In parterre box #26, La Cieca expressed concern over a reported "homophobic" remark by tenor Roberto Alagna. According to the April 7, 1997 London Daily Telegraph, the tenor viewed a television documentary in which New York opera fans offered criticism of his Met debut as Rodolfo. On that occasion, Alagna snapped to a reporter, "It's not reality, what they showed on television. Those women who said I was not good. They were prostitutes. From the street. Hah! And that man who said I didn't hit the top C. I know he is a homosexual. It's outrageous, outrageous!"

We sent several messages to Alagna's manager, Levon Sayan. After a couple of months of playing fax tag, we received the following response:

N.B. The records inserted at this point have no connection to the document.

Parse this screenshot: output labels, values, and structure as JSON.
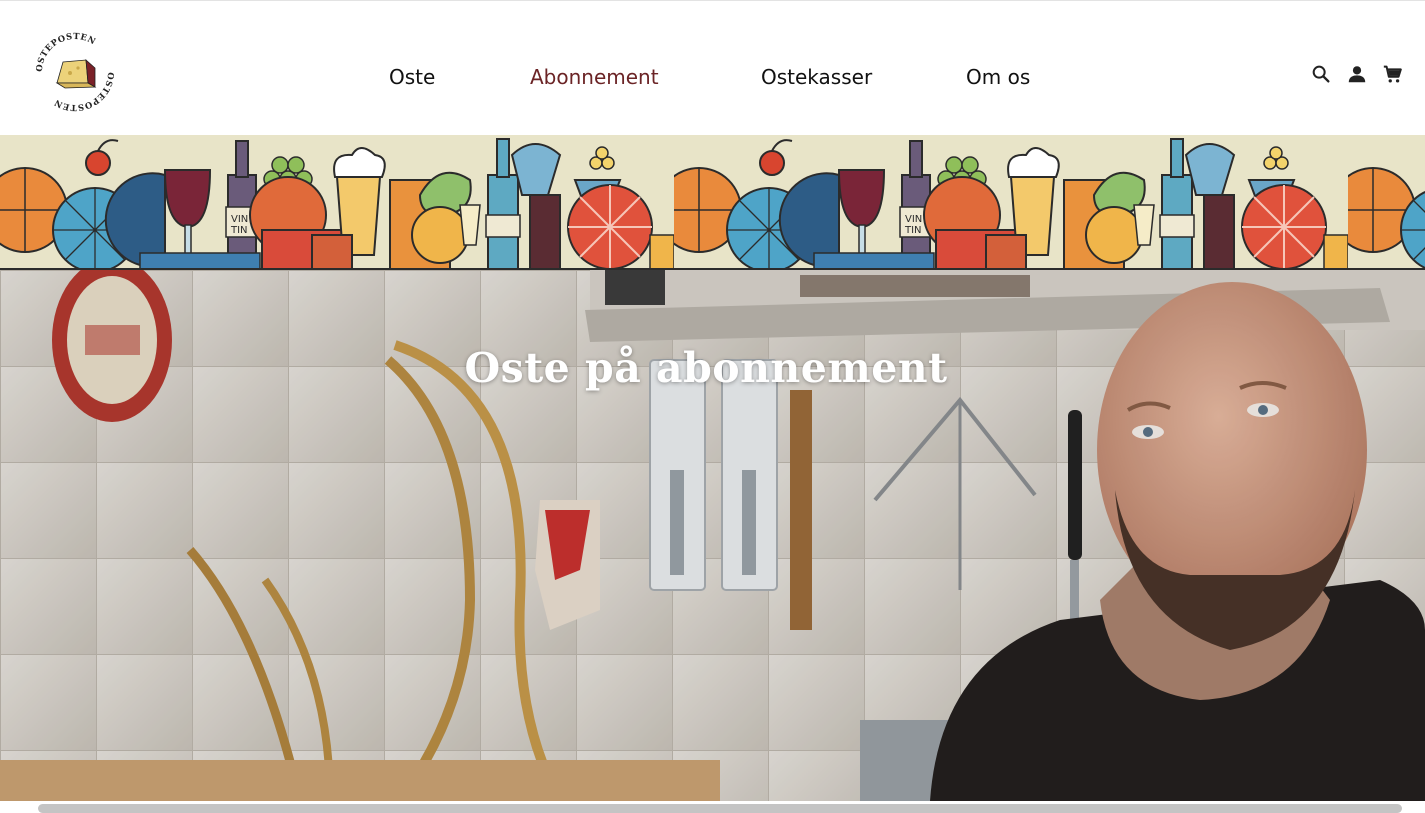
{
  "brand": {
    "logo_text": "OSTEPOSTEN",
    "logo_alt": "Osteposten logo",
    "accent_color": "#6b2426"
  },
  "nav": {
    "items": [
      {
        "label": "Oste",
        "active": false
      },
      {
        "label": "Abonnement",
        "active": true
      },
      {
        "label": "Ostekasser",
        "active": false
      },
      {
        "label": "Om os",
        "active": false
      }
    ]
  },
  "header_icons": [
    "search-icon",
    "account-icon",
    "cart-icon"
  ],
  "hero": {
    "title": "Oste på abonnement"
  }
}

Although there are many compensations in being a performing artist, one of the less pleasant sides to a public career is the impotence felt when unable to respond to unjust, unfair or inaccurate criticism. Such was the case with the Oxford Television film about me.
The person that was filmed during the intermission at Metropolitan Opera House during my performance of "La Bohème" accused me to have missed in my aria the high B note. In that aria any informed or serious critic would have know that this is a high C.
I am hurt and indignant over the incorrect interpretation of my words during the course of my interview with The Daily Telegraph on that subject. Under no circumstances did I wish to cause offense to homosexual people, many of my closest friends being themselves homosexual.
It must be stressed that the interview was carried out in English, which I am not completely fluent in, thus rendering it easy to misinterpret my words. This causing a misunderstanding.
I would be most grateful if you feel generous enough to set the record straight by printing this statement.
Yours sincerely,
Roberto Alagna
We congratulate Mr. Alagna for doing the right thing and apologizing for words no doubt uttered in anger, and offer him best wishes for his return to the Metropolitan this spring in Romeo et Juliette.

parterre box, the queer opera zine